Tip: Use 3 colors or fewer for your menu’s primary colors. Any more than 3 becomes overwhelming for the eye and will likely look messy.

Step 4 – Add an image (optional)

I’d like to add an image of a brewery to improve the look and feel of my menu. It will be partially transparent so it’s barely visible, but the little details make a big difference. Go to File > Place to add an image to our menu:

Now let’s resize the image to fit our menu (hold SHIFT while you drag to maintain the image aspect ratio, so it doesn’t look ‘stretched’).

Bring down the opacity (the lower the opacity is, the less visible the image will be). I want this to be very subtle, so 15% opacity looks about right to me.

Step 5 – Add logo and typography

Now that we have a nice background to look at, let’s add a logo at the top. Notice how I leave a few squares of empty grid on the left and on top of the logo to give it some breathing room.

The font you use on your menu is important! I’m using Lato, a free open source font. If you’re looking for fonts, Google Fonts has hundreds you can use for free.

Tip: Make sure to leave some ‘breathing room’ between the edge of your menu and your actual menu items. This is also known as ‘negative space’, and is often easy to overlook. Without negative space, everything feels too big and ends up looking messy.

Step 6 – Menu ‘sections’ and dividers

My brewery has a few different types of beer. So I’d like to keep them organized into sections.
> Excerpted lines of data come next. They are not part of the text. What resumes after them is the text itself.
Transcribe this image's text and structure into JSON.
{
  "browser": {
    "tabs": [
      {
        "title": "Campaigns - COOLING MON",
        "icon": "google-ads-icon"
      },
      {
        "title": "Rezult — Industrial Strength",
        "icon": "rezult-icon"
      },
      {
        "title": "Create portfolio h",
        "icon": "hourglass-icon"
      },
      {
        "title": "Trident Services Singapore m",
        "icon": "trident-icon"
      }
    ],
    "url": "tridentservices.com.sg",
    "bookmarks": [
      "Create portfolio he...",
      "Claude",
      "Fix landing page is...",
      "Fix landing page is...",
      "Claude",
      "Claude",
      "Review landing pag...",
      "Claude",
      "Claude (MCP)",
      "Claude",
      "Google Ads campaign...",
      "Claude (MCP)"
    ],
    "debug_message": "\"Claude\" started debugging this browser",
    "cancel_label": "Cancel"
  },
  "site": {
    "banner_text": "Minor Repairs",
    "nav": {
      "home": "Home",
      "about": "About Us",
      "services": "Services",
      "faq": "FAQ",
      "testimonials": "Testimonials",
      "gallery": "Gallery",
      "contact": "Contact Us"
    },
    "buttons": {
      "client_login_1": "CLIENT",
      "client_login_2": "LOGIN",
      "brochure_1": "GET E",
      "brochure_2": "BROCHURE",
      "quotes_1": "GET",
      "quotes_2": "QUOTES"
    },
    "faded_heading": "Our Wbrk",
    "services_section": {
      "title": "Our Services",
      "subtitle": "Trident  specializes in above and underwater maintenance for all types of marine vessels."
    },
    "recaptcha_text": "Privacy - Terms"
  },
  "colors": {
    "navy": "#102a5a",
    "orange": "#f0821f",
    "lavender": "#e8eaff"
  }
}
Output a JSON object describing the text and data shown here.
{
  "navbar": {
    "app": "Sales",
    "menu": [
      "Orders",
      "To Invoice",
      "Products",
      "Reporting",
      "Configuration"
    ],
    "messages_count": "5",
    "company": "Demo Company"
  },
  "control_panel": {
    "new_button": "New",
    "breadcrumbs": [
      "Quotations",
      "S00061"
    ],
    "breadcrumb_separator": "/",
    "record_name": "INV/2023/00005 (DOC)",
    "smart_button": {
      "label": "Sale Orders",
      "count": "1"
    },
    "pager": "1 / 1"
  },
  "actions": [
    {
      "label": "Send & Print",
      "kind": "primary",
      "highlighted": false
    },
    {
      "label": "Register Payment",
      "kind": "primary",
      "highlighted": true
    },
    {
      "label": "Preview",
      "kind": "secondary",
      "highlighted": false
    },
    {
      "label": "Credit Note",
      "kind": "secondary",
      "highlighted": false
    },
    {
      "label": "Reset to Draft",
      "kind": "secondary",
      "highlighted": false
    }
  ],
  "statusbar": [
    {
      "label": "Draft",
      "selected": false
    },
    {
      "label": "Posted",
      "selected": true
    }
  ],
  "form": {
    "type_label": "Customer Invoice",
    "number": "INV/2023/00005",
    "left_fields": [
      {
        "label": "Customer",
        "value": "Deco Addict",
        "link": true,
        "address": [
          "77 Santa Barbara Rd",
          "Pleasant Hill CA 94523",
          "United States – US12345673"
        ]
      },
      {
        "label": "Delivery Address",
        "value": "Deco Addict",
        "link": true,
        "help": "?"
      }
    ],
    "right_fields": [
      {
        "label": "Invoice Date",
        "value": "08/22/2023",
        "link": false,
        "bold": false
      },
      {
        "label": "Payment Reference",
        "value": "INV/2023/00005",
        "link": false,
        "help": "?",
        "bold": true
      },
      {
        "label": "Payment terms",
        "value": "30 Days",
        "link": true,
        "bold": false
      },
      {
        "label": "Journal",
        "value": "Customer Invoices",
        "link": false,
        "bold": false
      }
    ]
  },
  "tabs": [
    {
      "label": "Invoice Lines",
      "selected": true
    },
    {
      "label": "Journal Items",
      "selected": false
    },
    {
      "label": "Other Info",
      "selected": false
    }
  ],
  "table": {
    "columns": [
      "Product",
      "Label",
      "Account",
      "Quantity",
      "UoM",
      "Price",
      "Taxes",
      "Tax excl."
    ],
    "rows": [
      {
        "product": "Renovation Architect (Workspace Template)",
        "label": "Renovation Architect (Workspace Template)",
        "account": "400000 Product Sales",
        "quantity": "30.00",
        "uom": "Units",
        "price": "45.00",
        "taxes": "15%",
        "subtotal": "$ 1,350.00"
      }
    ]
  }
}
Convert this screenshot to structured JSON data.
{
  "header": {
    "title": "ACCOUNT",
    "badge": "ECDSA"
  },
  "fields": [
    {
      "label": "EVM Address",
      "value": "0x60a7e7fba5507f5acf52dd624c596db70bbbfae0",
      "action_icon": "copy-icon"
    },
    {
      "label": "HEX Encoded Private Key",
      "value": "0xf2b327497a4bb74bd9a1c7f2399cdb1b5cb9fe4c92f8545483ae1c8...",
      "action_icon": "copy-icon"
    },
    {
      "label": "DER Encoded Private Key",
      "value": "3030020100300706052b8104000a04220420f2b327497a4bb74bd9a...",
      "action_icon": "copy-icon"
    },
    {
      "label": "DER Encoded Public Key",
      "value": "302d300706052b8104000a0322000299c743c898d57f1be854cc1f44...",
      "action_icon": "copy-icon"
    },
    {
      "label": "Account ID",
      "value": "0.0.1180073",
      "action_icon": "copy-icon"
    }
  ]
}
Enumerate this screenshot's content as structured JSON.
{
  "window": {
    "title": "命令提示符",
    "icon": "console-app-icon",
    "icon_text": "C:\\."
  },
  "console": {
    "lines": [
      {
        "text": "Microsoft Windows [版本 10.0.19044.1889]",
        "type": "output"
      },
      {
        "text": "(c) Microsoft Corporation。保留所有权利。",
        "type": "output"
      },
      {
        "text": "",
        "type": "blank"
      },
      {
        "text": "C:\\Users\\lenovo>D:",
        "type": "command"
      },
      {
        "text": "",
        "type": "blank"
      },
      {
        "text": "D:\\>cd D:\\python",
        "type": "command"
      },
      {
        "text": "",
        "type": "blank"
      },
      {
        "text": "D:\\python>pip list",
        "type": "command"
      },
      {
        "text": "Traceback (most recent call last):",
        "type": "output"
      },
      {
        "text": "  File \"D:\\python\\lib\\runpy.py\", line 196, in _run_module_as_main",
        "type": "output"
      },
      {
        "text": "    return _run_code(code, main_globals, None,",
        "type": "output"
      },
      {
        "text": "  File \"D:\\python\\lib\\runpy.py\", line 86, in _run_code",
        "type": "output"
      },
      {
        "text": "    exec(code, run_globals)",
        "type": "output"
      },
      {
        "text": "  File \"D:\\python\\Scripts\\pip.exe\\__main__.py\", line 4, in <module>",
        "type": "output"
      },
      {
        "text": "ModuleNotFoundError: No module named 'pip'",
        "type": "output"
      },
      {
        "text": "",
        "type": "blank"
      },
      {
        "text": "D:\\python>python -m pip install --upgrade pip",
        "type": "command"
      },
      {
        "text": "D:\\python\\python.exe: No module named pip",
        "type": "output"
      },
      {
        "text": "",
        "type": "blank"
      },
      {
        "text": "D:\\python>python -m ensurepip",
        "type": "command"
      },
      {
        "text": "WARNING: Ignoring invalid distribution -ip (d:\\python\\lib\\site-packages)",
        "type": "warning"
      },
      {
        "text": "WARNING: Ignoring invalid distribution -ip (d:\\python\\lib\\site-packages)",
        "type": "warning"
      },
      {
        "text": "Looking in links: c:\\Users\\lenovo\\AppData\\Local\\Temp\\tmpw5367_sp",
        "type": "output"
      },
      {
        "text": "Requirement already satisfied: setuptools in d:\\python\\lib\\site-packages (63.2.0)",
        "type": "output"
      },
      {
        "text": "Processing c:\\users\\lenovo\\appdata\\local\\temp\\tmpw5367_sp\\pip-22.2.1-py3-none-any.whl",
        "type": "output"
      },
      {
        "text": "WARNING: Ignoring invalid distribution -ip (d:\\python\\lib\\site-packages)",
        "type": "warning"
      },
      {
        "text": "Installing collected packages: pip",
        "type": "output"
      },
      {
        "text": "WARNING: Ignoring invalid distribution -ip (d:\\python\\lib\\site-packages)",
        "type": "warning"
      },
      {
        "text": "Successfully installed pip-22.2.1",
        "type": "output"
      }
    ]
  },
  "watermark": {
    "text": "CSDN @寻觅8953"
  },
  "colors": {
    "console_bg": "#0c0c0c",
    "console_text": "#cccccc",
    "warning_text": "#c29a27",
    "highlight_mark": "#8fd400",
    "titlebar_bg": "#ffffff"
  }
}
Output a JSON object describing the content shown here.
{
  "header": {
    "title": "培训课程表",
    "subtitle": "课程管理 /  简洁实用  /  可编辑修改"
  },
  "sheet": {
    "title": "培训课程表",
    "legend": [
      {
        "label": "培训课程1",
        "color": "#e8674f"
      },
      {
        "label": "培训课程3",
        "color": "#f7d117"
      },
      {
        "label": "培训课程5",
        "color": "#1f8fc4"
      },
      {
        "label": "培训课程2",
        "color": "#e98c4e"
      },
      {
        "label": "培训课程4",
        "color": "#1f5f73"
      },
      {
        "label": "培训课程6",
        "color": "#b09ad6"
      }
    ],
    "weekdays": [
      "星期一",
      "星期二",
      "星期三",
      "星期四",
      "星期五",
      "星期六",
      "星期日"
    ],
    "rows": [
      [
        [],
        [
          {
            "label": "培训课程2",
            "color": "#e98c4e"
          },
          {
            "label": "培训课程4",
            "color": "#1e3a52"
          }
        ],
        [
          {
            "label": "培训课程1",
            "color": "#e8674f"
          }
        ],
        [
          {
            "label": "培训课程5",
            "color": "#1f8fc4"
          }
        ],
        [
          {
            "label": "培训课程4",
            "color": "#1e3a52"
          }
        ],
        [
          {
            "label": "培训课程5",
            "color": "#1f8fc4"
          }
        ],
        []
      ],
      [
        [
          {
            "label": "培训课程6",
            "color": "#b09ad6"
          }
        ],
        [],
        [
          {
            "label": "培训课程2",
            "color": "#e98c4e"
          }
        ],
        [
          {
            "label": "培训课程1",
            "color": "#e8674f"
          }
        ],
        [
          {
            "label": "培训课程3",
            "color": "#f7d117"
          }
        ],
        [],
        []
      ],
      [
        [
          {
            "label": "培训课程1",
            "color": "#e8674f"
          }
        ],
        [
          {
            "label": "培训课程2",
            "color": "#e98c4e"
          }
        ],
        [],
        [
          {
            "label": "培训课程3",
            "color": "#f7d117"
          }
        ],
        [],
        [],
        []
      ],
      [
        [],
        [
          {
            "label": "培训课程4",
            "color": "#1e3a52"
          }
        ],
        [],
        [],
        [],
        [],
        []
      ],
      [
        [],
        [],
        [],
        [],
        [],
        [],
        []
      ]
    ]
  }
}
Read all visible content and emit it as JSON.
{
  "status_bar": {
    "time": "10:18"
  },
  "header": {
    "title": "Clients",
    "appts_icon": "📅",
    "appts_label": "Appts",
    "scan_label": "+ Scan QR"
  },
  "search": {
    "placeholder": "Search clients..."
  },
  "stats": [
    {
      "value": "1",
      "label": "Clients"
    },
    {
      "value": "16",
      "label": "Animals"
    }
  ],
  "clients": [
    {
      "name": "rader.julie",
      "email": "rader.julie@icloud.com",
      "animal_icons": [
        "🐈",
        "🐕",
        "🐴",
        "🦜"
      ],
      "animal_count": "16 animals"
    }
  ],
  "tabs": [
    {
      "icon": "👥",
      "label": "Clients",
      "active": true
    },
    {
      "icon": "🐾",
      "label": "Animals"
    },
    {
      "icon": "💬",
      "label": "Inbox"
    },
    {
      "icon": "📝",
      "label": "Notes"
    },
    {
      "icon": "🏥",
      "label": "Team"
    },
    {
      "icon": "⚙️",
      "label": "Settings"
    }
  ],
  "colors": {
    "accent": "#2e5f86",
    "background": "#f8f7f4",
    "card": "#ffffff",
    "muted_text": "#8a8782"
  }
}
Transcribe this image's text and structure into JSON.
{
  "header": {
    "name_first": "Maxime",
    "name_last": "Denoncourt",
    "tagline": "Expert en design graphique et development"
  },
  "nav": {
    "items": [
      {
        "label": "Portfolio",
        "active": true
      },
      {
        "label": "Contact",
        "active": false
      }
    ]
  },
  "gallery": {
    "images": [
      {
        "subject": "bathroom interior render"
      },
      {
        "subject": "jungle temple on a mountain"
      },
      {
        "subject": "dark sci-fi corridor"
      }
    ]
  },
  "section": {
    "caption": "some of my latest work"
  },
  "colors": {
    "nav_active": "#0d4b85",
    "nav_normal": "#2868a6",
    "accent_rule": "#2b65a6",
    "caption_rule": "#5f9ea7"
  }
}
Using the rectangle tool on the left toolbar, create a couple section dividers. You’ll notice the rectangle ‘snaps’ into place, thanks to our grid.

To make the sections look nice, I’ll apply 15% opacity to those rectangles as well. This makes them ‘quieter’ and will keep things balanced.

Now I’ll add the title of my sections and repeat the process for each section I need:

I’m going to create a divider to split my menu into halves, giving me more space. I’ll use the ‘line’ tool on the left toolbar, with a 1px white line.

Tip: To make sure the line is exactly in the middle of your menu, select it and press ‘Transform’ at the top. In the ‘x’ box, enter ‘1920/2’ (the total width divided by 2)

Step 7 – Menu items

Now that we have our structure, we can add the menu item text. It’s important that our text has hierarchy (the most important text should be biggest/boldest, and less important text should be smallest/thinnest).

For this reason, I made the logo ‘Lato Medium 100px’, the separator text ‘Lato Black 35px’, and the menu items ‘Lato Medium 36px’.

Tip: Use the grid to make sure everything lines up. You can also use the ‘Align’ tools at the top to let Illustrator double-check that everything is aligned and distributed properly.

Step 8 – Export & upload

Our menu is ready to use! All we have to do is export it from Illustrator and upload it to our displays. In Illustrator, go to File > Save for Web. Double check JPEG High is selected (this is usually the best option for size/appearance) and click ‘save’.

Using Enplug, I’ll just sign into my account and upload a new graphic to my digital menus. Within seconds, my new menu appears on my display.

And just like that, we’re ready to go! Don’t forget to save your Illustrator file so you can update your menu quickly later on.

Hundreds of businesses around the world use imenu to power their digital displays, connecting with customers and increasing sales. To learn more about how imenu can work for you, and to request a demo, click here.